Dominique: ::laughing:: “Yes. I do.”
::chatter continues as Dominique gives us what is likely his usual Uber driver spiel::
Me: “… but the important question is… do you do this full time?”
::everyone laughs, including Bea::
Bea: “You guys are all assholes! When we get back to my place, none of you are invited inside! Except for you Domnique.”
– INFO: Bea is a proud Christian virgin. –
Me: “Wow. Dominique’s getting a big tip tonight.”
Bea: “That’s not what I meant!”
Domnique: ::laughing:: “You guys are definitely my funniest group tonight.”
::SUV pulls up to Bea’s house and we all get out::
Me: “Wait! Bea, is Dominique not coming?”

After trolling my drunken sister, I briefly went inside to say my goodbyes, before heading home, completely exhausted. I walked into a dark house, stripped to throw all of my clothes into the wash, because they’d smell like smoke, tried not to fall asleep in the shower, and crawled into bed, beside my husband. He’d driven three hours from his hometown, having left at 9:30 and still beat me home. Though I’d only had a single shot all evening, I woke early with a pounding headache and asked Jake to bring me some ibuprofen and slept until after 11:00.

Jake: “Do you feel bad?”
Me: “No. I’m not hungover or anything. I didn’t even drink. I just had a really bad headache.”
Jake: “Oh, well did you at least have a good time?”
Me: “Ugh. No. It was horrible. The company was good, but no.”
Jake: “Why didn’t you just leave?”
Me: “Because we Ubered there and I didn’t have my car. I didn’t want to be that person.”

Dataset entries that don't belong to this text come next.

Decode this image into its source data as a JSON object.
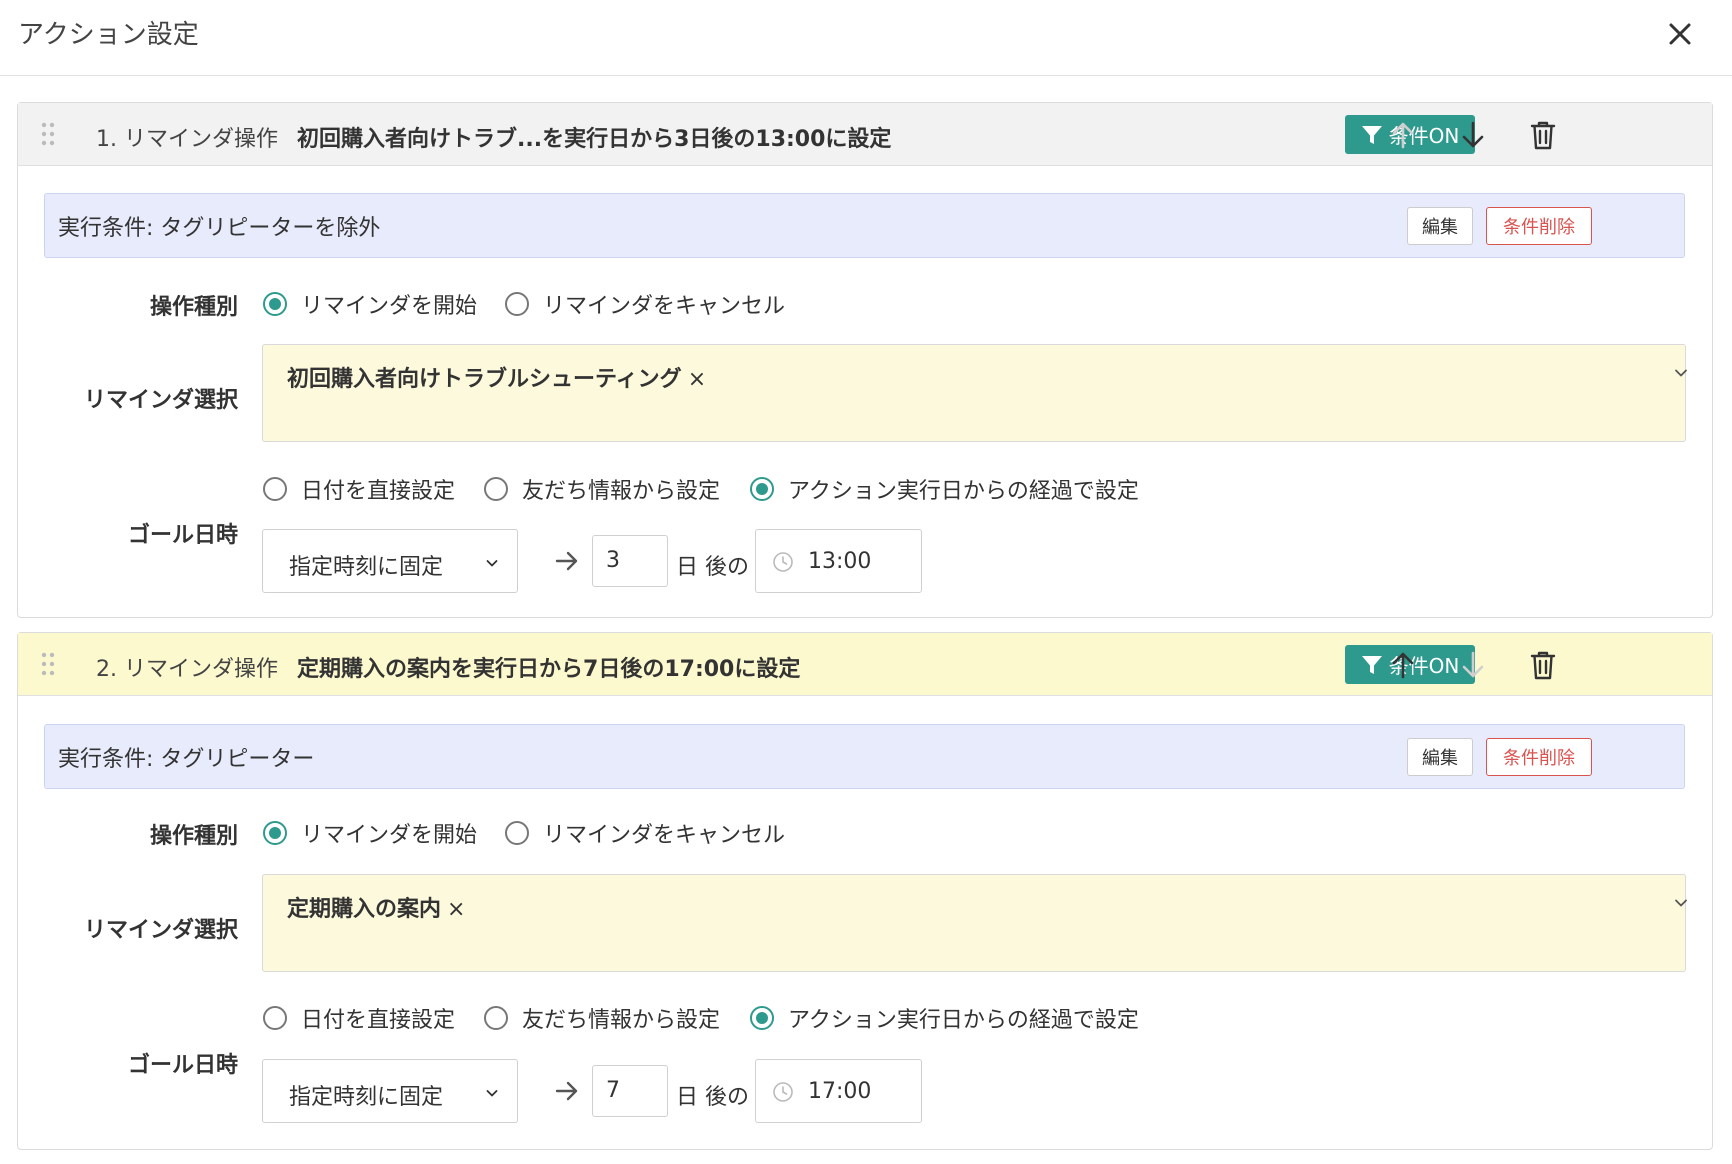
{
  "modal": {
    "title": "アクション設定"
  },
  "actions": [
    {
      "index": "1.",
      "type_label": "リマインダ操作",
      "summary": "初回購入者向けトラブ...を実行日から3日後の13:00に設定",
      "condition_on_label": "条件ON",
      "condition_text": "実行条件: タグリピーターを除外",
      "edit_label": "編集",
      "delete_condition_label": "条件削除",
      "op_type_label": "操作種別",
      "op_options": [
        "リマインダを開始",
        "リマインダをキャンセル"
      ],
      "op_selected": 0,
      "reminder_select_label": "リマインダ選択",
      "reminder_tag": "初回購入者向けトラブルシューティング",
      "goal_label": "ゴール日時",
      "goal_options": [
        "日付を直接設定",
        "友だち情報から設定",
        "アクション実行日からの経過で設定"
      ],
      "goal_selected": 2,
      "time_mode": "指定時刻に固定",
      "days": "3",
      "days_after_label": "日 後の",
      "time": "13:00"
    },
    {
      "index": "2.",
      "type_label": "リマインダ操作",
      "summary": "定期購入の案内を実行日から7日後の17:00に設定",
      "condition_on_label": "条件ON",
      "condition_text": "実行条件: タグリピーター",
      "edit_label": "編集",
      "delete_condition_label": "条件削除",
      "op_type_label": "操作種別",
      "op_options": [
        "リマインダを開始",
        "リマインダをキャンセル"
      ],
      "op_selected": 0,
      "reminder_select_label": "リマインダ選択",
      "reminder_tag": "定期購入の案内",
      "goal_label": "ゴール日時",
      "goal_options": [
        "日付を直接設定",
        "友だち情報から設定",
        "アクション実行日からの経過で設定"
      ],
      "goal_selected": 2,
      "time_mode": "指定時刻に固定",
      "days": "7",
      "days_after_label": "日 後の",
      "time": "17:00"
    }
  ],
  "colors": {
    "accent": "#2e9a8e",
    "danger": "#d9534f",
    "condition_bg": "#e7ebfb",
    "select_bg": "#fdf9dc"
  }
}
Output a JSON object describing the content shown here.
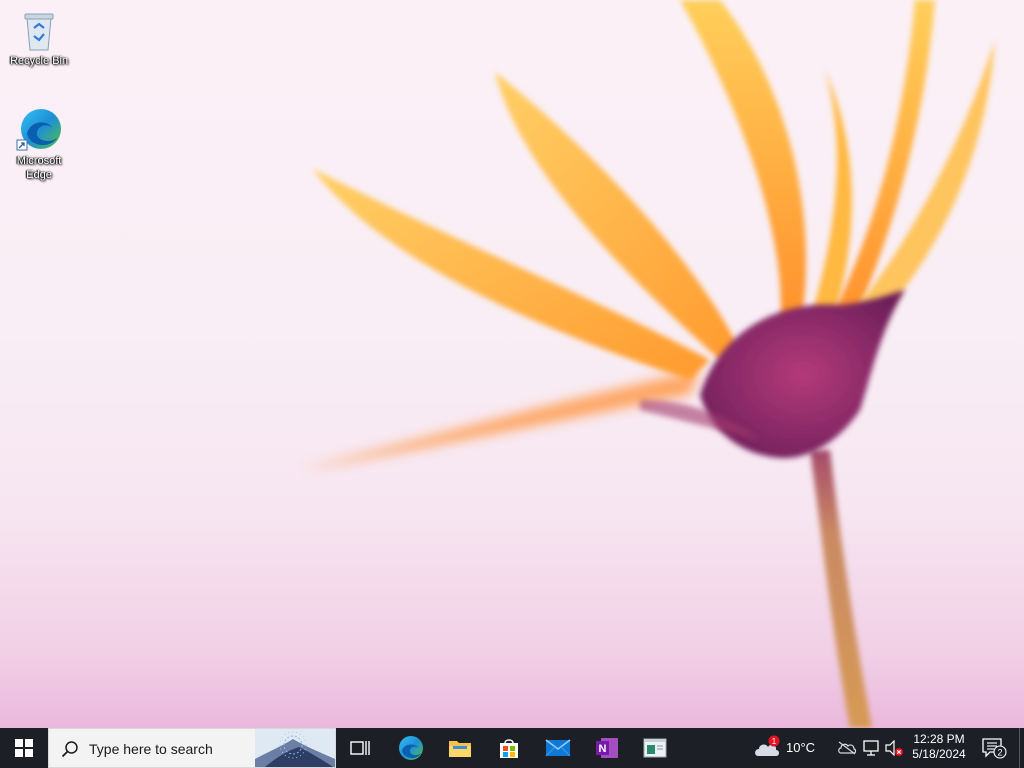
{
  "desktop": {
    "icons": [
      {
        "label": "Recycle Bin",
        "icon": "recycle-bin-icon"
      },
      {
        "label": "Microsoft Edge",
        "icon": "microsoft-edge-icon"
      }
    ],
    "wallpaper": "pink-background-with-orange-flower"
  },
  "taskbar": {
    "start_icon": "windows-logo-icon",
    "search": {
      "placeholder": "Type here to search",
      "icon": "search-icon"
    },
    "pinned": [
      {
        "name": "Task View",
        "icon": "task-view-icon"
      },
      {
        "name": "Microsoft Edge",
        "icon": "microsoft-edge-icon"
      },
      {
        "name": "File Explorer",
        "icon": "folder-icon"
      },
      {
        "name": "Microsoft Store",
        "icon": "store-icon"
      },
      {
        "name": "Mail",
        "icon": "mail-icon"
      },
      {
        "name": "OneNote",
        "icon": "onenote-icon"
      },
      {
        "name": "App",
        "icon": "window-app-icon"
      }
    ],
    "tray": {
      "weather": {
        "temp": "10°C",
        "badge": "1",
        "icon": "cloud-weather-icon"
      },
      "icons": [
        "onedrive-icon",
        "network-icon",
        "volume-muted-icon"
      ],
      "clock": {
        "time": "12:28 PM",
        "date": "5/18/2024"
      },
      "notifications": {
        "count": "2",
        "icon": "action-center-icon"
      }
    },
    "colors": {
      "background": "#1c1f26",
      "search_bg": "#f3f3f3"
    }
  }
}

… but you know… the girl reading a Kindle, while sipping water in a bar? I’m totally okay with being that person. She spent the rest of the day being comfortably 32: reading, crocheting, watching Vampire Diaries, and absolutely not nursing a hangover.